On Ponele la firma, Monk takes a similarly free approach, but instead of Stravinsky, he brings in Charlie Parker and Coltrane. Throughout, you can hear the syncopated 4/4 rhythm and folk-like melodies that for many listeners define tango. Pieces like the title track and “Troesma” unfold with the languid drama, lurching rhythms, and romantic string parts that you might associate with Last Tango in Paris or Robert Duvall’s Assassination Tango. “Arriba!” is a romantic ballad sung by Noelia Moncada, and Monk himself takes a couple of rustic vocal turns backed by acoustic guitar. And there are a couple of jaunty milongas — the old-fashioned 2/4 form of the tango. But most often the pieces on Ponele la firma expand on traditional forms with solo passages and abrupt changes in mood and tempo. The last tune on the album, “Altohólico,” breaks from its folk melody for an alto solo over jazz piano chords. “Troesma” features a skittering avant-bowed bass cadenza by Juan Pablo Navarro that wouldn’t be out of place on a John Zorn album.
Monk laughs when he remembers. “I saw him do it and I said, ‘Okay, I want that!

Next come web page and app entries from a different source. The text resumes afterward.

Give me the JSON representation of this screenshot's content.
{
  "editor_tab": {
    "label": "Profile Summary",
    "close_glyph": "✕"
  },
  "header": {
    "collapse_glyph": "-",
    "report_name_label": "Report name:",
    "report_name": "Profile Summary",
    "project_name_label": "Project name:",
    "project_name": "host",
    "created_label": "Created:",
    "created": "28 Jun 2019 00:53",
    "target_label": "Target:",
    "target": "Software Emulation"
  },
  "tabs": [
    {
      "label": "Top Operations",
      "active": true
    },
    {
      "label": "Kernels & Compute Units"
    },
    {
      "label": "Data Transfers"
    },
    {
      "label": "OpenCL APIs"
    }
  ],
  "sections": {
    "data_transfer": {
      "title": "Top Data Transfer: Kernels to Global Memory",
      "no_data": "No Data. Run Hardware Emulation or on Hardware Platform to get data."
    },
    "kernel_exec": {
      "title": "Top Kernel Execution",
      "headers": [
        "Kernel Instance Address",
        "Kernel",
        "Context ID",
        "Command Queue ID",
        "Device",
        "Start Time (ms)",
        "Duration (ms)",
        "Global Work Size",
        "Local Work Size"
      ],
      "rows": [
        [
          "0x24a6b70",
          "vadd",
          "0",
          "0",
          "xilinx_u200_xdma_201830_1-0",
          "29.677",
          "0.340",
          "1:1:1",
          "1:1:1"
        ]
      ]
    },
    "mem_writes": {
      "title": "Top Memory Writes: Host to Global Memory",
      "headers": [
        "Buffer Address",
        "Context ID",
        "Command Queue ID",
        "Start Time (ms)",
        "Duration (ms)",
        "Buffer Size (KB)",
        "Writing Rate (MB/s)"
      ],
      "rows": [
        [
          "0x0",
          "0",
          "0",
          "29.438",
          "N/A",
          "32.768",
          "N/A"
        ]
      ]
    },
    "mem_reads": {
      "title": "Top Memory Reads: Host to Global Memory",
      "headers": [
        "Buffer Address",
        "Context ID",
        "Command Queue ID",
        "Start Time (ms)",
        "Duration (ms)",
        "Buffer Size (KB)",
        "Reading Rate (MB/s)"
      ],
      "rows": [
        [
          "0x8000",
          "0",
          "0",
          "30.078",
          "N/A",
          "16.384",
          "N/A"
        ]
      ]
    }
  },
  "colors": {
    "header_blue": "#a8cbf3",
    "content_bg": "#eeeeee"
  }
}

I want you to do that!’ And that’s great. When you start writing for people, you know how they play. That’s something Duke Ellington said. I think part of the success of what I do is about knowing the player.” Navarro is a jazz player, but the bandoneón on the tune is played by the esteemed Argentine tango artist Néstor Marconi. “I told him, ‘Maestro, do whatever you want, because I know your style will fit, I just want you to finish it this way.’ That tune is one of my best musical portraits, I think, because it has a little bit of everything.”
Unlike, say, Ellington’s portraits of Louis Armstrong or Bert Williams, Monk’s are self-portraits. Born in Buenos Aires to a musical family (“Everyone is a musician”), he moved here in 2001 to study at Berklee, joined by his wife, the tango dancer Fernanda Cajide. She’ll be featured at Saturday’s performance, along with the dance group BoSoma, which has choreographed one of Monk’s tunes.
Monk says that even with his extended forms, the dance rhythms are the backbone, and he likes to keep solos tight and “precise” in his tango pieces, preferring the “trading” of eight-, four-, and two-bar breaks to longish solos. “A friend of mine, his father said, ‘Watch the dancers’ feet. If they’re moving okay, you’re playing okay.’ ” And, I add, the dancers are improvising too. “Yes, they’re improvising, but if you’re playing with a few cats, you’re responding to what you’re hearing — your ear as a listener and a musician is different from your ear as a dancer. And that’s one of the problems I have with my wife! When I dance with her, she says, ‘What are you doing?’ And I say, ‘But listen to the violins.’ ‘Don’t worry about the violins, worry about the bass!’ But I can’t just listen to that boom-boom-boom! So it’s very interesting. And she’s very musical, but when it’s about dancing, it’s about the beat. Eventually I understood that.”